    Buchman AR, Burnett L, Berg P. The SV40 nucleotide sequence. In: Molecular biology of tumor viruses, part II. Tooze J, ed. Cold Spring Harbor, New York: Cold Spring Harbor Laboratory Press 1980: 799–829.Google Scholar
  199. 198.
    Griffin BE, Soeda E, Barrell BG et al. Sequence and analysis of polyoma virus DNA. In: Molecular biology of tumor viruses, part II. Tooze J, ed. Cold Spring Harbor, New York: Cold Spring Harbor Laboratory Press 1980: 831–896.Google Scholar
  200. 199.
    Zenke M, Grundstrom T, Matthes H et al. Multiple sequence motifs are involved in SV40 enhancer function. EMBO J 1986; 5: 387–397.PubMedGoogle Scholar
  201. 200.
    Fujita T, Shibuya H, Ohashi T et al. Regulation of human interleukin-2 gene: functional DNA sequences in the 5’ flanking region for the gene expression in activated T lymphocytes. Cell 1986; 46: 401–407.PubMedGoogle Scholar
  202. 201.
    Elder PK, Schmidt LJ, Ono T et al. Specific stimulation of actin transcription by epidermal growth factor and cycloheximide. Proc Natl Acad Sci USA 1984; 81: 7476–7480.PubMedGoogle Scholar
  203. 202.
    Muller R, Bravo R, Burckhardt J et al. Induction of c-fos gene and protein by growth factors precedes activation of c-myc. Nature 1984; 312: 716–720.PubMedGoogle Scholar
  204. 203.
    Cochran BH, Zullo J, Verma IM et al. Expression of the c-fos related gene and of a fos-related gene is stimulated by platelet-derived growth factor. Science 1984; 226: 1080–1082.PubMedGoogle Scholar
  205. 204.
    Lau LF, Nathan D. Identification of a set of genes expressed during the GO/G1 transition of cultured mouse cells. EMBO J 1985; 4: 3145–3151.PubMedGoogle Scholar
  206. 205.
    Imbra RJ, Karin M. Metallothionein gene expression is regulated by serum factors and activators of protein kinase C. Mol Cell Biol 1987; 7: 1358–1363.PubMedGoogle Scholar
  207. 206.
    Subramaniam M, Schmidt LJ, Crutchfield CEI et al. Negative regulation of serum-responsive enhancer elements. Nature 1989; 340: 64–66.PubMedGoogle Scholar
  208. 207.
    Herrera RE, Shaw PE, Nordheim A. Occupation of the c-fos serum response element in vivo my a multi protein complex is unaltered by grwoth factor induction. Nature 1989; 340: 68–70.PubMedGoogle Scholar
  209. 208.
    Mohun TJ, Garrett N, Treisman RH. Xenopus cytoskeletal actin and human c-fos gene promoters share a conserved protein binding site. EMBO J 1987; 6: 667–673.PubMedGoogle Scholar
  210. 209.
    van Delft S, Coffer P, Kruijer W et al. c-fos induction by stress can be mediated by the SRE. Biochem Biophys Res Comm 1993; 197: 542–548.PubMedGoogle Scholar
  211. 210.
    Bowman BH. Hepatic plasma proteins. Mechanisms of function and regulation. Academic Press Inc; 1993.Google Scholar
  212. 211.
    Kunz D, Zimmermann R, Heisig M et al. Identification of the promoter sequence involved in the interleukin-6 dependent expression of the rat a macroglobulin gene. Nucleic Acid Res 1989; 1121–1138.Google Scholar
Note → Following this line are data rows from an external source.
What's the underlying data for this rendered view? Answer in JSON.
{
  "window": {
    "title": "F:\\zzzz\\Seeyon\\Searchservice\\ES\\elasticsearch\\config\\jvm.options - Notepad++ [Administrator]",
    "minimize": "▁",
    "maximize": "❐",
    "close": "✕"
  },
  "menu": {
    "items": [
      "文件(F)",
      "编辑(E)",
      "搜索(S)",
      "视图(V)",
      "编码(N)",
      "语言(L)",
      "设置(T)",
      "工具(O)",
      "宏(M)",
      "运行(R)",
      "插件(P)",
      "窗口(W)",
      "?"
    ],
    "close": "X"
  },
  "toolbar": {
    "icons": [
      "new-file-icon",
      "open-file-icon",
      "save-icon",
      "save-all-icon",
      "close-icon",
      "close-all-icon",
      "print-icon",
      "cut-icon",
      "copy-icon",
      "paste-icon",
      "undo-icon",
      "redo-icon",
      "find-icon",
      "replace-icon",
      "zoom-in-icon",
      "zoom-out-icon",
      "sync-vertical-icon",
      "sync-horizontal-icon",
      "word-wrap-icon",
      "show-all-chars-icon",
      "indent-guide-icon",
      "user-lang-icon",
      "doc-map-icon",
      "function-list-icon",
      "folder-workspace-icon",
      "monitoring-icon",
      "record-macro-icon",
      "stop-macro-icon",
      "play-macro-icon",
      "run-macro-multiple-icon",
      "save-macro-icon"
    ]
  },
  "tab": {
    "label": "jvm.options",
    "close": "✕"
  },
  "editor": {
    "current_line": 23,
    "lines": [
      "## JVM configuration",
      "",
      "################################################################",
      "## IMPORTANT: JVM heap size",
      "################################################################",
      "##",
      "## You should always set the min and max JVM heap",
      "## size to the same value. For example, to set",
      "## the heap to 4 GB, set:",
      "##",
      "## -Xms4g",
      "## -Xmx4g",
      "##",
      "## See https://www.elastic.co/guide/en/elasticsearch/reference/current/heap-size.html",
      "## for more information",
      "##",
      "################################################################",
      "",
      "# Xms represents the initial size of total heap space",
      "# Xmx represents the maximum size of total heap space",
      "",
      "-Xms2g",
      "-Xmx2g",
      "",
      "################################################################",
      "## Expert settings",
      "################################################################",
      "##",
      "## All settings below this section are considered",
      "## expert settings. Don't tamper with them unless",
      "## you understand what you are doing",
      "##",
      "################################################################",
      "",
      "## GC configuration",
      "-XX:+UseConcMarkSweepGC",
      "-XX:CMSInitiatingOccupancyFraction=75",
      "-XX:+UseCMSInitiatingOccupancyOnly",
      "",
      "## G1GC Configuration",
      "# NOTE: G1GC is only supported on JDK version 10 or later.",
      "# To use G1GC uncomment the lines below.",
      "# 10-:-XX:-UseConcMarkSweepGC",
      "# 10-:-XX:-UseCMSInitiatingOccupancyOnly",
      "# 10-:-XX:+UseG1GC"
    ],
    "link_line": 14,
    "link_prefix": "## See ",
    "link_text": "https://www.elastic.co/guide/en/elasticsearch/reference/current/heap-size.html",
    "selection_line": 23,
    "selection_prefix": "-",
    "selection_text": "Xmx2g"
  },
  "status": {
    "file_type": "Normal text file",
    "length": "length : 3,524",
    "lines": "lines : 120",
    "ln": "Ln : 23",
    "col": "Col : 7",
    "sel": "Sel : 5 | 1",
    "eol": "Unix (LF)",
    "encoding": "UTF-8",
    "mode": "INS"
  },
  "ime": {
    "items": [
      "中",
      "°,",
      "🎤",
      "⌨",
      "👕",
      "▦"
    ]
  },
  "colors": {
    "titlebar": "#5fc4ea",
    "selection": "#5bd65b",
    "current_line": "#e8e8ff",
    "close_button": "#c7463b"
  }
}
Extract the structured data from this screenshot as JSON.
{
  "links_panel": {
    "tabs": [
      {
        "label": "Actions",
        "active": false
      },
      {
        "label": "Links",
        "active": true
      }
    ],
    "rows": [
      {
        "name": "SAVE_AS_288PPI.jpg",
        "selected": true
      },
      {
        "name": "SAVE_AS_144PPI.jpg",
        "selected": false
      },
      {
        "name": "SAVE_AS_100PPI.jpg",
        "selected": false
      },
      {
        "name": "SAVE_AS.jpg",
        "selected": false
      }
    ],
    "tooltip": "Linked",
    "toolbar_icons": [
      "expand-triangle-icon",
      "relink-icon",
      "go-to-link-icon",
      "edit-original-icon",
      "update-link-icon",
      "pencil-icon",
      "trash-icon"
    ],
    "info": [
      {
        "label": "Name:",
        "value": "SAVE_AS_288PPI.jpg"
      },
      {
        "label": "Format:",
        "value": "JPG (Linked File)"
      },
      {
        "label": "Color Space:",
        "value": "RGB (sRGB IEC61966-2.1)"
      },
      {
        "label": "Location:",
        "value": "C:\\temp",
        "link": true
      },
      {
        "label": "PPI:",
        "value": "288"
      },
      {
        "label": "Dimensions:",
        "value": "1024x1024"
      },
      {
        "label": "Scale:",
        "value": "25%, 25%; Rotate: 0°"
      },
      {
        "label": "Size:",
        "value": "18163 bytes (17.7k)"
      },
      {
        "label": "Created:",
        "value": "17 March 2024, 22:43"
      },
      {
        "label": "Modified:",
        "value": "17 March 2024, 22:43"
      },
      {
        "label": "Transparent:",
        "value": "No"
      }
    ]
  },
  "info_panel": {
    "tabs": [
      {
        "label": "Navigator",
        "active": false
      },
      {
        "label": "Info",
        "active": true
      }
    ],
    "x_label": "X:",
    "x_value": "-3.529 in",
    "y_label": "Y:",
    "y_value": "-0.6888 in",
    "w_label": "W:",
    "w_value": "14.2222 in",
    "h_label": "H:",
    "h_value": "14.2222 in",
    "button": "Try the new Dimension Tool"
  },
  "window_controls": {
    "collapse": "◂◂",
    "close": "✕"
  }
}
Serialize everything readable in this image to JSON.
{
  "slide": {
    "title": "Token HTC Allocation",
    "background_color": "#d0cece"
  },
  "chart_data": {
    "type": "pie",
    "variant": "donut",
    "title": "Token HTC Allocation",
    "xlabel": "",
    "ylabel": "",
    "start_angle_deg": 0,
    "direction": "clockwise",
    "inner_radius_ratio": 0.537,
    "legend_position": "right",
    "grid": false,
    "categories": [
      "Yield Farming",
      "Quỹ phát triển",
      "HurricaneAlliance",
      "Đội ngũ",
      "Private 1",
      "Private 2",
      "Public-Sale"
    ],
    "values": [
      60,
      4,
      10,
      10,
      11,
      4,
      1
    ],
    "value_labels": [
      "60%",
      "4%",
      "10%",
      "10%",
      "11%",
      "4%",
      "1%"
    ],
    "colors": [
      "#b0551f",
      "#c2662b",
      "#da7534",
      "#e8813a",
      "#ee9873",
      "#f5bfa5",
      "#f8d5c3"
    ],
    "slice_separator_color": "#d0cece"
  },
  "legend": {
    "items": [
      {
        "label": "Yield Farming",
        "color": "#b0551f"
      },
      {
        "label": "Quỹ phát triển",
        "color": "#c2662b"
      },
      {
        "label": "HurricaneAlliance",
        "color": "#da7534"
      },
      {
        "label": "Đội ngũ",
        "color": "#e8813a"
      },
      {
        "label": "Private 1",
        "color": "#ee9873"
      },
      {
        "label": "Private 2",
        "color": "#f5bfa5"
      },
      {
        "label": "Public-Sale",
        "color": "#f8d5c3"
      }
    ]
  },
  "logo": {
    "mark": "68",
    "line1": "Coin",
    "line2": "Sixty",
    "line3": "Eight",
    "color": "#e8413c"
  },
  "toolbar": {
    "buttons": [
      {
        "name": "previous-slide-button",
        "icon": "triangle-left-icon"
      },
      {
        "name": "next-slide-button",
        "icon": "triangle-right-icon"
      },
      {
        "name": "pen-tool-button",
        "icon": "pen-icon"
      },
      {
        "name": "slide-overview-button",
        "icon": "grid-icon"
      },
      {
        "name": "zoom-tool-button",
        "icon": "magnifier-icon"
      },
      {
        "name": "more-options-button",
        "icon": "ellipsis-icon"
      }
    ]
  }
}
Copyright information

© Springer-Verlag Berlin Heidelberg 1995

Authors and Affiliations

  • Katarzyna M. Dziegielewska
    • 1
  • William M. Brown
    • 2
  1. 1.University of TasmaniaHobartAustralia
  2. 2.Law Firm: Sills, Cummis, Zuckerman, Radin, Tischman, Epstein and GrossNewarkUSA

Personalised recommendations